If you have an old A-B Trust in place, you may be unaware that recent tax law changes have transformed your A-B Trust from an estate tax shelter into an income tax burden for your loved ones. An A-B Trust, also known as a Credit Shelter Trust or Bypass Trust, typically provides that on the death of the first spouse, a particular share of the married couple’s assets are transferred into an irrevocable sub-trust (the “B” trust), rather than to the surviving spouse directly. Traditionally, using an A-B Trust was an estate planning strategy to preserve the deceased spouse’s estate tax exemption to be used upon the death of the surviving spouse. Without sheltering the first spouse’s unused exemption in the “B” trust, any assets in excess of the survivor’s exemption amount would be exposed to very high federal estate taxes.
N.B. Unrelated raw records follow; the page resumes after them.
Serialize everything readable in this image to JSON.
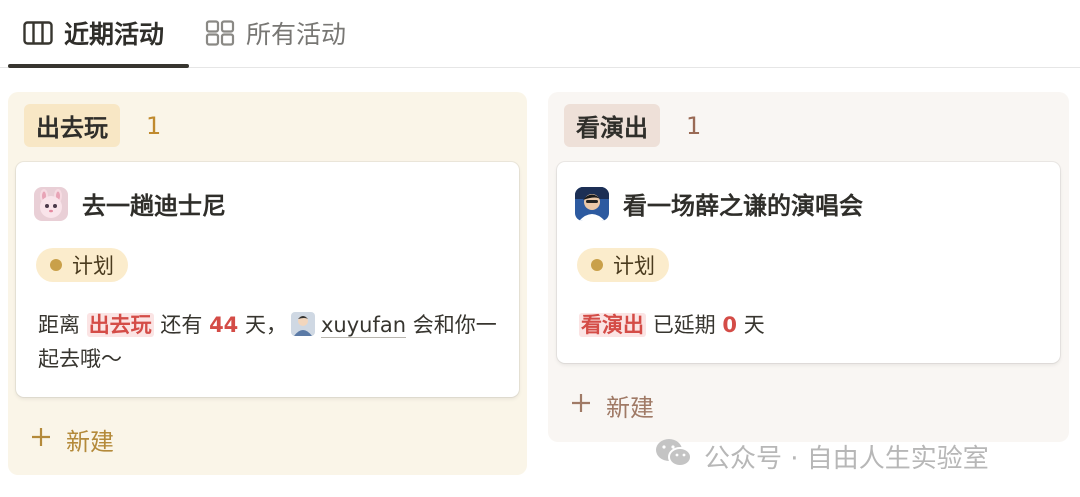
{
  "tabs": [
    {
      "label": "近期活动",
      "icon": "board-icon",
      "active": true
    },
    {
      "label": "所有活动",
      "icon": "gallery-icon",
      "active": false
    }
  ],
  "columns": [
    {
      "group": "出去玩",
      "count": "1",
      "cards": [
        {
          "title": "去一趟迪士尼",
          "icon": "plush-bunny-icon",
          "status": "计划",
          "text": {
            "pre": "距离",
            "group": "出去玩",
            "mid": "还有",
            "days": "44",
            "unit": "天，",
            "mention": "xuyufan",
            "post": "会和你一起去哦～"
          }
        }
      ],
      "new_label": "新建"
    },
    {
      "group": "看演出",
      "count": "1",
      "cards": [
        {
          "title": "看一场薛之谦的演唱会",
          "icon": "singer-avatar-icon",
          "status": "计划",
          "text": {
            "group": "看演出",
            "mid": "已延期",
            "days": "0",
            "unit": "天"
          }
        }
      ],
      "new_label": "新建"
    }
  ],
  "watermark": {
    "text": "公众号 · 自由人生实验室",
    "icon": "wechat-icon"
  },
  "colors": {
    "left_column_bg": "#faf5e8",
    "right_column_bg": "#f9f6f3",
    "highlight_red": "#d44c47",
    "status_pill_bg": "#fbeccc"
  }
}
However, tax law changes in 2013 made permanent an individual federal estate lifetime tax exemption of $5 million (adjusted annually for inflation—2017 is $5.49 million). If you and your spouse won’t surpass the combined $11 million threshold, your A-B Trust may need to be changed from an estate tax planning perspective. Married couples whose combined assets including life insurance proceeds are less than $5.49 million clearly need to review whether their A-B Trust structure needs to be changed. BEWARE—if you keep your old A-B Trust in place, you might actually be creating a negative income tax consequence because of a specific tax basis rule.
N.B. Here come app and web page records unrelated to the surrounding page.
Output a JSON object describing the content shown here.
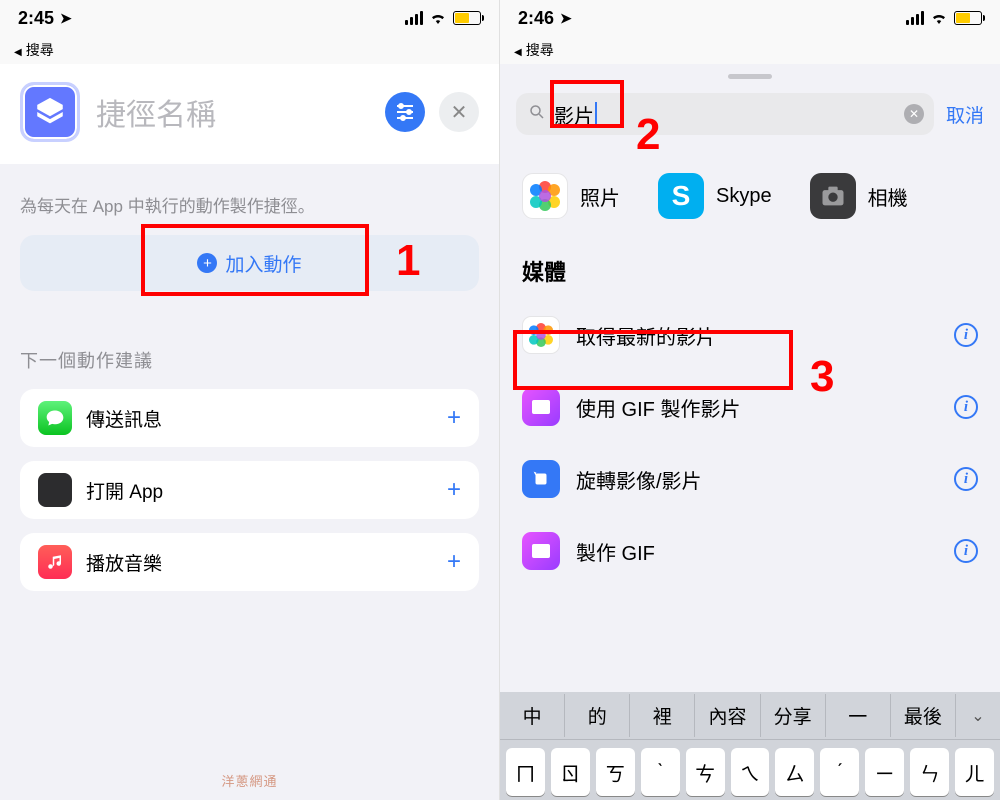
{
  "panel1": {
    "status_time": "2:45",
    "back_label": "搜尋",
    "title_placeholder": "捷徑名稱",
    "description": "為每天在 App 中執行的動作製作捷徑。",
    "add_action_label": "加入動作",
    "suggestions_title": "下一個動作建議",
    "suggestions": [
      {
        "label": "傳送訊息"
      },
      {
        "label": "打開 App"
      },
      {
        "label": "播放音樂"
      }
    ]
  },
  "panel2": {
    "status_time": "2:46",
    "back_label": "搜尋",
    "search_value": "影片",
    "cancel_label": "取消",
    "app_chips": [
      {
        "label": "照片"
      },
      {
        "label": "Skype"
      },
      {
        "label": "相機"
      }
    ],
    "section_title": "媒體",
    "media_items": [
      {
        "label": "取得最新的影片"
      },
      {
        "label": "使用 GIF 製作影片"
      },
      {
        "label": "旋轉影像/影片"
      },
      {
        "label": "製作 GIF"
      }
    ],
    "keyboard_suggestions": [
      "中",
      "的",
      "裡",
      "內容",
      "分享",
      "一",
      "最後"
    ],
    "keyboard_row1": [
      "ㄇ",
      "ㄖ",
      "ㄎ",
      "ˋ",
      "ㄘ",
      "ㄟ",
      "ㄙ",
      "ˊ",
      "ㄧ",
      "ㄣ",
      "ㄦ"
    ]
  },
  "annotations": {
    "num1": "1",
    "num2": "2",
    "num3": "3"
  },
  "watermark": "洋蔥網通"
}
The Internal Revenue Code provides that the tax basis in inherited property gets “stepped up” to its date-of-death fair market value when it is included in a decedent’s estate. When the first spouse dies and the couple has an A-B Trust in place, the assets passing to the “B” Trust get this “stepped up” tax basis. However, when the surviving spouse dies and there are assets remaining in the “B” trust, those assets will not receive the same basis adjustment since those assets are not included in the surviving spouse’s estate. As a result, when the surviving spouse dies and the beneficiaries of the A-B Trust sell the “B” trust assets, the beneficiaries will be responsible for paying any capital gains taxes associated with those assets. If a long amount of time has passed between the spouses’ deaths and the “B” trust assets are valuable, the income tax liability for the beneficiaries could be significant.
While the non-tax reasons for having a trust in place may ultimately drive your estate plan, saving income taxes should now be an important consideration. There are several strategies your estate planning attorney can use to help you maximize income tax savings, and each strategy has its own advantages and disadvantages. Your estate planning lawyer can give you peace of mind by identifying and implementing strategies to help your family save income taxes when you pass away. If you have an old A-B Trust in place, contact your estate planning lawyer today to review your estate plan.
Bill Hesch is a CPA, PFS (Personal Financial Specialist), and attorney licensed in Ohio and Kentucky who helps clients with their financial and estate planning. He also practices elder law, corporate law, Medicaid planning, tax law, and probate in the Greater Cincinnati and Northern Kentucky areas. His practice area includes Hamilton, Butler, Warren and Clermont counties in Ohio, and Campbell, Kenton and Boone counties in Kentucky.
(Legal Disclaimer: Bill Hesch submits this blog to provide general information about the firm and its services. Information in this blog is not intended as legal advice, and any person receiving information on this page should not act on it without consulting professional legal counsel. While at times Bill Hesch may render an opinion, Bill Hesch does not offer legal advice through this blog. Bill Hesch does not enter into an attorney-client relationship with any online reader via online contact.)